If this is true for someone who’s ridden for five decades and attended a dozen rider training programs, wouldn’t it be true for most every motorcyclist? I’m certainly no Valentino Rossi, but I’ve had lots of experience in numerous riding modalities without a single accident or injury (on the road, at least) – yet I ride somewhat incompetently at the start of every outing, and again at the end of any that drain me (even more true off-road). I should also confess I’ve forgotten more than I can recall from all those rider ed programs, so I’m due for a refresher, myself. A lengthy motorcycling CV and “spotless record” don’t make me invulnerable. Clearly, my safety record hasn’t only been a matter of skill and training; I’ve had plenty of close calls wherein I was saved by plain old good luck. There’s much I cannot control in my environment, and I can’t even maintain consistency in my own body and mind. During some portions of any given ride, it’s quite possible I don’t got this! (poor grammar also cometh before the fall).

Since no amount of training or skill completely eliminates risk, there’s always room to pursue more, so how confident should we feel? Low confidence can have the benefit of nudging us toward self-improvement, but the lack of confidence – perhaps to the point of being constantly fearful – can be a distraction and cause indecisiveness when action is most urgent. Excessive confidence blinds us to risk and facilitates foolhardy behavior. Optimal confidence, then, would be grounded in a realistic appreciation of our actual abilities, allowing us to act decisively and fully enjoy riding within our limits, while also motivating us to continually learn new skills and hone old ones.
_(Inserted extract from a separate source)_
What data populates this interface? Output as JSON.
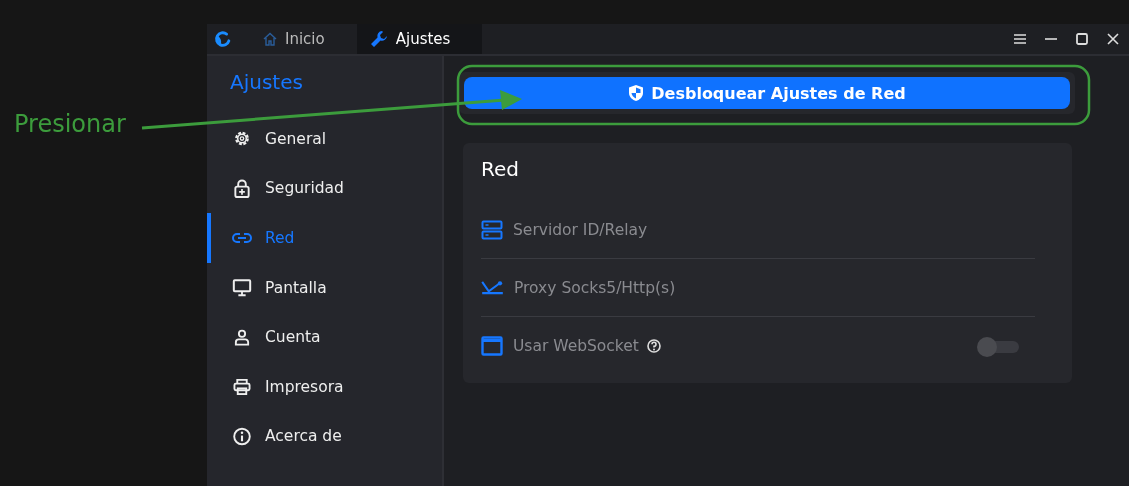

My overblown reaction to the ethics seminar was related to a paradox in human nature: those who most need to exercise more caution are least likely to heed warnings, while those already highly circumspect are most responsive to suggestions they may need to be even more careful. If you believe you’ve “arrived” as a rider and don’t need any training or practice, your actual need for these is probably great; you may resent me saying this, but you should be more worried. On the other hand, if terror is your co-pilot, you are also in dire need of training and practice, even if you find the prospect of taking a course intimidating. At either extreme, and for everyone in between, it’s not enough to read about technique or watch demonstration videos. While conceptual mastery is important, it’s woefully incomplete. Real skill development comes from precisely guided repetition and accurate feedback on our performance, whether or not we learn anything “new” in a classroom lecture. Then we must automate mental and muscular actions with practice – forever. This may mean drills in empty parking lots or on tough terrain, but it could also take the form of deliberately focusing on a specific skill during each ride. Unused abilities atrophy quickly, and even those we employ regularly can distort without corrective tune-ups. Formal coaching is merely a launchpad for ongoing development and maintenance.
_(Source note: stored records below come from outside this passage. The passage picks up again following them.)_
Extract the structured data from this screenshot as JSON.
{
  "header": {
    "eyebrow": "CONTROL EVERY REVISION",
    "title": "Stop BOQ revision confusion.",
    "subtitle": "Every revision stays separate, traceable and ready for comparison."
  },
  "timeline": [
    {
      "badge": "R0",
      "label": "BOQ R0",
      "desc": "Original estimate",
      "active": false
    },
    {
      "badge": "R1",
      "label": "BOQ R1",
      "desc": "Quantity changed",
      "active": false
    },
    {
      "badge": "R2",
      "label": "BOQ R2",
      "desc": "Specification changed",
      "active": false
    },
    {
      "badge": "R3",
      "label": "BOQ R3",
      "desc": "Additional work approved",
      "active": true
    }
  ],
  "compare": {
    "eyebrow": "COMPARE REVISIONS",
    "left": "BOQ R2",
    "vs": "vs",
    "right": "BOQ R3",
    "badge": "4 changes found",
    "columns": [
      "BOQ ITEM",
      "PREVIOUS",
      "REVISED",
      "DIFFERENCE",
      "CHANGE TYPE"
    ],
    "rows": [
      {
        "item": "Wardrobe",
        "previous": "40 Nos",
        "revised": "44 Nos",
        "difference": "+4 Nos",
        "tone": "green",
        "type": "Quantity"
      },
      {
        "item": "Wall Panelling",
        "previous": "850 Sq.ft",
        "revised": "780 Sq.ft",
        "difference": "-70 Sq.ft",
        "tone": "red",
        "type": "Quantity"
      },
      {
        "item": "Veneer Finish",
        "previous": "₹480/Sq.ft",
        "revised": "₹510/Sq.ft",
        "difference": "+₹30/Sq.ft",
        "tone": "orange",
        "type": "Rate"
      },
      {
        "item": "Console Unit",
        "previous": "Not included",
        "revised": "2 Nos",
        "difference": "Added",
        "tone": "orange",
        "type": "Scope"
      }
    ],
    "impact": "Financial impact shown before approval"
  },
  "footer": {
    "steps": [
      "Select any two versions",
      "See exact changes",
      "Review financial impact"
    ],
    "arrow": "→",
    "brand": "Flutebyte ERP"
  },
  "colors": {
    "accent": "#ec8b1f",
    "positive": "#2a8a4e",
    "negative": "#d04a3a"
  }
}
Although insufficient without such follow-up, rider training is undoubtedly the best route to accurate self-assessment and, ultimately, realistic self-confidence. It replaces internally generated, imagination-based self-aggrandizement or self-doubt with expert critiques, concrete guidance and external validation, all delivered within an atmosphere of supportive concern in every example I’ve experienced first-hand or heard other trainees describe. Substantive self-confidence comes from two sources: a) people we respect believe in us, and b) we demonstrate competence to ourselves with repeated successes in challenging situations. Rider training enriches us with more of both, no matter where we are in our evolution as motorcyclists. Here’s hoping we all “get this” in the year ahead.

Mark Barnes is a clinical psychologist and motojournalist. To read more of his writings, check out his book Why We Ride: A Psychologist Explains the Motorcyclist’s Mind and the Love Affair Between Rider, Bike and Road, currently available in paperback through Amazon and other retailers.